What to work on: Every entry below should be written out again exactly.

Records to use:

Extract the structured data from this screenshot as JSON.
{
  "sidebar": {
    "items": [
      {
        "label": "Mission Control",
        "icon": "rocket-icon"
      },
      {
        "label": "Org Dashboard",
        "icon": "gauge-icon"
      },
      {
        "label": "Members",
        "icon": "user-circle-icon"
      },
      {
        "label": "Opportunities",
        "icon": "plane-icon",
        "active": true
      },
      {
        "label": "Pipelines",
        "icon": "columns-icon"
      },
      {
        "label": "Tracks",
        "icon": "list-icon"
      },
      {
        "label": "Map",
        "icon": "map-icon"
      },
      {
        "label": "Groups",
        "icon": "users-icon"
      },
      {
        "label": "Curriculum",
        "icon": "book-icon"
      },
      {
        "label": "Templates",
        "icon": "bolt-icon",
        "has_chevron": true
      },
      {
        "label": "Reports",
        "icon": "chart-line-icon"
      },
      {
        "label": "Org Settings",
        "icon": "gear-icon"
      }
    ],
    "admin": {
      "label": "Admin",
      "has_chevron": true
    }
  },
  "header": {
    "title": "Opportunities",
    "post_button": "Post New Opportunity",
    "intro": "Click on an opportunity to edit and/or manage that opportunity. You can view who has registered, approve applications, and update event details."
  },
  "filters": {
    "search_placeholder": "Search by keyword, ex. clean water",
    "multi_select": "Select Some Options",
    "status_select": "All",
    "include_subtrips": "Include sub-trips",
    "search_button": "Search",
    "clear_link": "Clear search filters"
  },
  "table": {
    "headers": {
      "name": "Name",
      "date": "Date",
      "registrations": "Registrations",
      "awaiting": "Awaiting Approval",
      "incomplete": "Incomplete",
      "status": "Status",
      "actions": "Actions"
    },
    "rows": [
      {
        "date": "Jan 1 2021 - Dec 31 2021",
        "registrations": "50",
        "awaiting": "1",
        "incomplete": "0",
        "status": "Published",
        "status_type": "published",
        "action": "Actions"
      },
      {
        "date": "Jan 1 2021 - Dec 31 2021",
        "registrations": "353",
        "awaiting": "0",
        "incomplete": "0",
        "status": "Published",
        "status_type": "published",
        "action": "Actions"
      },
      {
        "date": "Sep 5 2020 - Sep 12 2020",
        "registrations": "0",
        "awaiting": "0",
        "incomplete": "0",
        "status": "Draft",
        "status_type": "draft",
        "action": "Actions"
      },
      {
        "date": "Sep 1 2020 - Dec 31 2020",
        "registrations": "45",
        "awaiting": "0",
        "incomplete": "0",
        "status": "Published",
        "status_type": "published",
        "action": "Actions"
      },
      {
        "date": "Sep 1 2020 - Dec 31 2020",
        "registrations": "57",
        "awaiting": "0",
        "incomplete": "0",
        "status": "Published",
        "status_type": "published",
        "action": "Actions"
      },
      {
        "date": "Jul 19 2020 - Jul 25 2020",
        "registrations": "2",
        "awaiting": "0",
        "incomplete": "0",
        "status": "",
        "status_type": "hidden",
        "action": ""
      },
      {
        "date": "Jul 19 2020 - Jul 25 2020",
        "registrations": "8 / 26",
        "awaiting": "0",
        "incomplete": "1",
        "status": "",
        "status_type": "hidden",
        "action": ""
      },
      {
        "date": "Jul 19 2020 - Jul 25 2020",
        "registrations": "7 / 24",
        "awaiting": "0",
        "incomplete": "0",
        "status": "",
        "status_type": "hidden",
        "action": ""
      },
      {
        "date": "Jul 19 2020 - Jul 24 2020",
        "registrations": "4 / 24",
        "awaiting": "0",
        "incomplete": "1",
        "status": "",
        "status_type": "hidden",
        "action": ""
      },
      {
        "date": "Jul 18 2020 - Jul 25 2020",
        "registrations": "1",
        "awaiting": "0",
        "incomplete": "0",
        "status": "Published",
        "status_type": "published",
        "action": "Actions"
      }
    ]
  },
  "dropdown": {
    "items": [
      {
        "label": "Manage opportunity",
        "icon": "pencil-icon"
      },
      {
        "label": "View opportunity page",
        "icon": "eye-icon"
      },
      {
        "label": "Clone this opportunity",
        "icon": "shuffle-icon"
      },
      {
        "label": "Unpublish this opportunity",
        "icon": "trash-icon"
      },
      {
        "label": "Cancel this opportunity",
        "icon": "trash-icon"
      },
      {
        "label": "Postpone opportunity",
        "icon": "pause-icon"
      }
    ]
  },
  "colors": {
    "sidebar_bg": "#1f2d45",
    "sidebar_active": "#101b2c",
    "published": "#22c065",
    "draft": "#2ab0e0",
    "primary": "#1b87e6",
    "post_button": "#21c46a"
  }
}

Response box:
Extract the structured data from this screenshot as JSON.
{
  "sidebar": {
    "items": [
      {
        "label": "Mission Control",
        "icon": "rocket-icon"
      },
      {
        "label": "Org Dashboard",
        "icon": "gauge-icon"
      },
      {
        "label": "Members",
        "icon": "user-circle-icon"
      },
      {
        "label": "Opportunities",
        "icon": "plane-icon",
        "active": true
      },
      {
        "label": "Pipelines",
        "icon": "columns-icon"
      },
      {
        "label": "Tracks",
        "icon": "list-icon"
      },
      {
        "label": "Map",
        "icon": "map-icon"
      },
      {
        "label": "Groups",
        "icon": "users-icon"
      },
      {
        "label": "Curriculum",
        "icon": "book-icon"
      },
      {
        "label": "Templates",
        "icon": "bolt-icon",
        "has_chevron": true
      },
      {
        "label": "Reports",
        "icon": "chart-line-icon"
      },
      {
        "label": "Org Settings",
        "icon": "gear-icon"
      }
    ],
    "admin": {
      "label": "Admin",
      "has_chevron": true
    }
  },
  "header": {
    "title": "Opportunities",
    "post_button": "Post New Opportunity",
    "intro": "Click on an opportunity to edit and/or manage that opportunity. You can view who has registered, approve applications, and update event details."
  },
  "filters": {
    "search_placeholder": "Search by keyword, ex. clean water",
    "multi_select": "Select Some Options",
    "status_select": "All",
    "include_subtrips": "Include sub-trips",
    "search_button": "Search",
    "clear_link": "Clear search filters"
  },
  "table": {
    "headers": {
      "name": "Name",
      "date": "Date",
      "registrations": "Registrations",
      "awaiting": "Awaiting Approval",
      "incomplete": "Incomplete",
      "status": "Status",
      "actions": "Actions"
    },
    "rows": [
      {
        "date": "Jan 1 2021 - Dec 31 2021",
        "registrations": "50",
        "awaiting": "1",
        "incomplete": "0",
        "status": "Published",
        "status_type": "published",
        "action": "Actions"
      },
      {
        "date": "Jan 1 2021 - Dec 31 2021",
        "registrations": "353",
        "awaiting": "0",
        "incomplete": "0",
        "status": "Published",
        "status_type": "published",
        "action": "Actions"
      },
      {
        "date": "Sep 5 2020 - Sep 12 2020",
        "registrations": "0",
        "awaiting": "0",
        "incomplete": "0",
        "status": "Draft",
        "status_type": "draft",
        "action": "Actions"
      },
      {
        "date": "Sep 1 2020 - Dec 31 2020",
        "registrations": "45",
        "awaiting": "0",
        "incomplete": "0",
        "status": "Published",
        "status_type": "published",
        "action": "Actions"
      },
      {
        "date": "Sep 1 2020 - Dec 31 2020",
        "registrations": "57",
        "awaiting": "0",
        "incomplete": "0",
        "status": "Published",
        "status_type": "published",
        "action": "Actions"
      },
      {
        "date": "Jul 19 2020 - Jul 25 2020",
        "registrations": "2",
        "awaiting": "0",
        "incomplete": "0",
        "status": "",
        "status_type": "hidden",
        "action": ""
      },
      {
        "date": "Jul 19 2020 - Jul 25 2020",
        "registrations": "8 / 26",
        "awaiting": "0",
        "incomplete": "1",
        "status": "",
        "status_type": "hidden",
        "action": ""
      },
      {
        "date": "Jul 19 2020 - Jul 25 2020",
        "registrations": "7 / 24",
        "awaiting": "0",
        "incomplete": "0",
        "status": "",
        "status_type": "hidden",
        "action": ""
      },
      {
        "date": "Jul 19 2020 - Jul 24 2020",
        "registrations": "4 / 24",
        "awaiting": "0",
        "incomplete": "1",
        "status": "",
        "status_type": "hidden",
        "action": ""
      },
      {
        "date": "Jul 18 2020 - Jul 25 2020",
        "registrations": "1",
        "awaiting": "0",
        "incomplete": "0",
        "status": "Published",
        "status_type": "published",
        "action": "Actions"
      }
    ]
  },
  "dropdown": {
    "items": [
      {
        "label": "Manage opportunity",
        "icon": "pencil-icon"
      },
      {
        "label": "View opportunity page",
        "icon": "eye-icon"
      },
      {
        "label": "Clone this opportunity",
        "icon": "shuffle-icon"
      },
      {
        "label": "Unpublish this opportunity",
        "icon": "trash-icon"
      },
      {
        "label": "Cancel this opportunity",
        "icon": "trash-icon"
      },
      {
        "label": "Postpone opportunity",
        "icon": "pause-icon"
      }
    ]
  },
  "colors": {
    "sidebar_bg": "#1f2d45",
    "sidebar_active": "#101b2c",
    "published": "#22c065",
    "draft": "#2ab0e0",
    "primary": "#1b87e6",
    "post_button": "#21c46a"
  }
}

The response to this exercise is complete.